Source data

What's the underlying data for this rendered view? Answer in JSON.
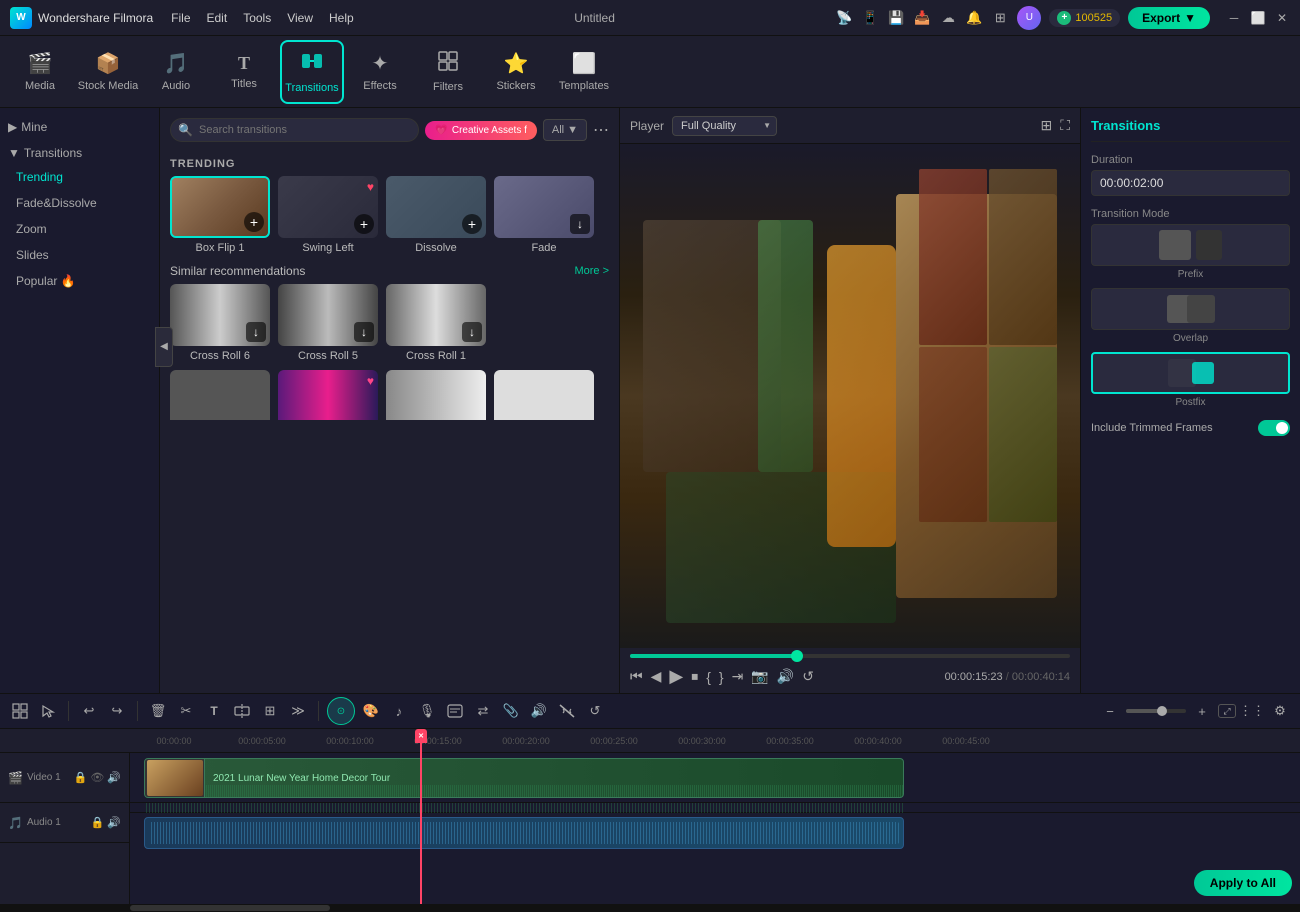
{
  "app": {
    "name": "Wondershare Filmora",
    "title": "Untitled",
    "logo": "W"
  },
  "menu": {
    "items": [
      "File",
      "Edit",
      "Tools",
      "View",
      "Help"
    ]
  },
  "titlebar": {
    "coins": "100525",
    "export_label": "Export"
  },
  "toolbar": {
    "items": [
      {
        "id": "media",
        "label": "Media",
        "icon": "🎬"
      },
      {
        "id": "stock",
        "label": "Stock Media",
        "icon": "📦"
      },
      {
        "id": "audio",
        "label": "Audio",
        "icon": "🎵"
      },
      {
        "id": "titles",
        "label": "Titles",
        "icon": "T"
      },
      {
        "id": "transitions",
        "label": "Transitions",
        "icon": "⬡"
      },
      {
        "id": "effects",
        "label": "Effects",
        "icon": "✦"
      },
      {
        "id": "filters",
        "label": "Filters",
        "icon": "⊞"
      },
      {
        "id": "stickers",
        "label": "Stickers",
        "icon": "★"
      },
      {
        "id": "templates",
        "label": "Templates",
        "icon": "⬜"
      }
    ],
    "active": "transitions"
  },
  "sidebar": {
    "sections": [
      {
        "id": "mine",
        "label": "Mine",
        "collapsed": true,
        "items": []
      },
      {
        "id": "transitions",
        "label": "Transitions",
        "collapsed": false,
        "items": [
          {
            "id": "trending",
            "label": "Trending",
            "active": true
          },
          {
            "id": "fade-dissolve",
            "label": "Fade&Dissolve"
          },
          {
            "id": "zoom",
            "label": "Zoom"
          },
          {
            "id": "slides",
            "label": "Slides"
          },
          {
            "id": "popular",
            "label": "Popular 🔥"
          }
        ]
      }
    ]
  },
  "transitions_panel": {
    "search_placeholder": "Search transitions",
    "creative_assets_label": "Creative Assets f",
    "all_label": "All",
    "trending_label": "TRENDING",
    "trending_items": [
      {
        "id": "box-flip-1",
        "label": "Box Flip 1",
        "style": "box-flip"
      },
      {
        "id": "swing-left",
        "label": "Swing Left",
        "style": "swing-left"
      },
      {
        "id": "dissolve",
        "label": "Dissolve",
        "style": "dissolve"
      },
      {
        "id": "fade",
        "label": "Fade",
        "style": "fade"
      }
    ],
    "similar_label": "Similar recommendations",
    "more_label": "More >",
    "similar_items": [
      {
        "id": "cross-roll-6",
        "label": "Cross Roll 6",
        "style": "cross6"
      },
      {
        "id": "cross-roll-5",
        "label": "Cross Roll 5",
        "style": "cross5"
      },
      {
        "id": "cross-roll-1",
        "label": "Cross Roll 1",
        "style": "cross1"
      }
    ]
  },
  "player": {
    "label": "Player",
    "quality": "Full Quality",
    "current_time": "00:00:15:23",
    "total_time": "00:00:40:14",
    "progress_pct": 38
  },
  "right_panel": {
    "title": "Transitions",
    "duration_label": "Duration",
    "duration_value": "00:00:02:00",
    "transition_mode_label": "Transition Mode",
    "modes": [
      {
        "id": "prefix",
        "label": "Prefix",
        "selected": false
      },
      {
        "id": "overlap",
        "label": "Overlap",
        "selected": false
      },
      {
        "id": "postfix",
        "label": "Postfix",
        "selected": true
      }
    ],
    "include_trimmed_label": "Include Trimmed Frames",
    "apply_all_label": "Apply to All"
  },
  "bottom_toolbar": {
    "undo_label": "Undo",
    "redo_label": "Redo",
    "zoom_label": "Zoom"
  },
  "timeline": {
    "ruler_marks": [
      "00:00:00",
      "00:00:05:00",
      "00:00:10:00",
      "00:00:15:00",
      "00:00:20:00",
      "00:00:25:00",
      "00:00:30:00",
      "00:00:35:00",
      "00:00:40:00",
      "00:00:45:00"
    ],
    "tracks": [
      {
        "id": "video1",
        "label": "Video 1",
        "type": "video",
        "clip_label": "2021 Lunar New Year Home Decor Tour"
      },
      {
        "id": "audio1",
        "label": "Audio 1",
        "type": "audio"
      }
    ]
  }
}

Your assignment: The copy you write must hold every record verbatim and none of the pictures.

Answer below:
What's the underlying data for this rendered view? Answer in JSON.
{
  "app": {
    "name": "Wondershare Filmora",
    "title": "Untitled",
    "logo": "W"
  },
  "menu": {
    "items": [
      "File",
      "Edit",
      "Tools",
      "View",
      "Help"
    ]
  },
  "titlebar": {
    "coins": "100525",
    "export_label": "Export"
  },
  "toolbar": {
    "items": [
      {
        "id": "media",
        "label": "Media",
        "icon": "🎬"
      },
      {
        "id": "stock",
        "label": "Stock Media",
        "icon": "📦"
      },
      {
        "id": "audio",
        "label": "Audio",
        "icon": "🎵"
      },
      {
        "id": "titles",
        "label": "Titles",
        "icon": "T"
      },
      {
        "id": "transitions",
        "label": "Transitions",
        "icon": "⬡"
      },
      {
        "id": "effects",
        "label": "Effects",
        "icon": "✦"
      },
      {
        "id": "filters",
        "label": "Filters",
        "icon": "⊞"
      },
      {
        "id": "stickers",
        "label": "Stickers",
        "icon": "★"
      },
      {
        "id": "templates",
        "label": "Templates",
        "icon": "⬜"
      }
    ],
    "active": "transitions"
  },
  "sidebar": {
    "sections": [
      {
        "id": "mine",
        "label": "Mine",
        "collapsed": true,
        "items": []
      },
      {
        "id": "transitions",
        "label": "Transitions",
        "collapsed": false,
        "items": [
          {
            "id": "trending",
            "label": "Trending",
            "active": true
          },
          {
            "id": "fade-dissolve",
            "label": "Fade&Dissolve"
          },
          {
            "id": "zoom",
            "label": "Zoom"
          },
          {
            "id": "slides",
            "label": "Slides"
          },
          {
            "id": "popular",
            "label": "Popular 🔥"
          }
        ]
      }
    ]
  },
  "transitions_panel": {
    "search_placeholder": "Search transitions",
    "creative_assets_label": "Creative Assets f",
    "all_label": "All",
    "trending_label": "TRENDING",
    "trending_items": [
      {
        "id": "box-flip-1",
        "label": "Box Flip 1",
        "style": "box-flip"
      },
      {
        "id": "swing-left",
        "label": "Swing Left",
        "style": "swing-left"
      },
      {
        "id": "dissolve",
        "label": "Dissolve",
        "style": "dissolve"
      },
      {
        "id": "fade",
        "label": "Fade",
        "style": "fade"
      }
    ],
    "similar_label": "Similar recommendations",
    "more_label": "More >",
    "similar_items": [
      {
        "id": "cross-roll-6",
        "label": "Cross Roll 6",
        "style": "cross6"
      },
      {
        "id": "cross-roll-5",
        "label": "Cross Roll 5",
        "style": "cross5"
      },
      {
        "id": "cross-roll-1",
        "label": "Cross Roll 1",
        "style": "cross1"
      }
    ]
  },
  "player": {
    "label": "Player",
    "quality": "Full Quality",
    "current_time": "00:00:15:23",
    "total_time": "00:00:40:14",
    "progress_pct": 38
  },
  "right_panel": {
    "title": "Transitions",
    "duration_label": "Duration",
    "duration_value": "00:00:02:00",
    "transition_mode_label": "Transition Mode",
    "modes": [
      {
        "id": "prefix",
        "label": "Prefix",
        "selected": false
      },
      {
        "id": "overlap",
        "label": "Overlap",
        "selected": false
      },
      {
        "id": "postfix",
        "label": "Postfix",
        "selected": true
      }
    ],
    "include_trimmed_label": "Include Trimmed Frames",
    "apply_all_label": "Apply to All"
  },
  "bottom_toolbar": {
    "undo_label": "Undo",
    "redo_label": "Redo",
    "zoom_label": "Zoom"
  },
  "timeline": {
    "ruler_marks": [
      "00:00:00",
      "00:00:05:00",
      "00:00:10:00",
      "00:00:15:00",
      "00:00:20:00",
      "00:00:25:00",
      "00:00:30:00",
      "00:00:35:00",
      "00:00:40:00",
      "00:00:45:00"
    ],
    "tracks": [
      {
        "id": "video1",
        "label": "Video 1",
        "type": "video",
        "clip_label": "2021 Lunar New Year Home Decor Tour"
      },
      {
        "id": "audio1",
        "label": "Audio 1",
        "type": "audio"
      }
    ]
  }
}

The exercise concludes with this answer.